• **SUPPLIED MATERIAL**:
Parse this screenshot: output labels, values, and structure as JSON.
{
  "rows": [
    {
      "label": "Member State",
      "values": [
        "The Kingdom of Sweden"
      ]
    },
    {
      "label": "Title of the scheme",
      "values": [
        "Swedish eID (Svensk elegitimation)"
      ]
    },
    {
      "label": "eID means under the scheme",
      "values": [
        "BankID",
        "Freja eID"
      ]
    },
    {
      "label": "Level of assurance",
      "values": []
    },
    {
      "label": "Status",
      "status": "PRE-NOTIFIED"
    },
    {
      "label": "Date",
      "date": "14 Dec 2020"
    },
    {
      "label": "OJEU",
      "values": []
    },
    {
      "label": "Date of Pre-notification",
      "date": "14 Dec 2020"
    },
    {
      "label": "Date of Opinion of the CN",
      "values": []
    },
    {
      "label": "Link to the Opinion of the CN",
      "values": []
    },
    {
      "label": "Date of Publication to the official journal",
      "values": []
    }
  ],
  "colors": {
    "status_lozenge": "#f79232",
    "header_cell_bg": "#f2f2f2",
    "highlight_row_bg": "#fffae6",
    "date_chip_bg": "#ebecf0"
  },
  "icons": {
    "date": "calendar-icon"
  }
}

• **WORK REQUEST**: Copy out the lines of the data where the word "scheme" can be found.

• **REPLY**:
      "label": "Title of the scheme",
      "label": "eID means under the scheme",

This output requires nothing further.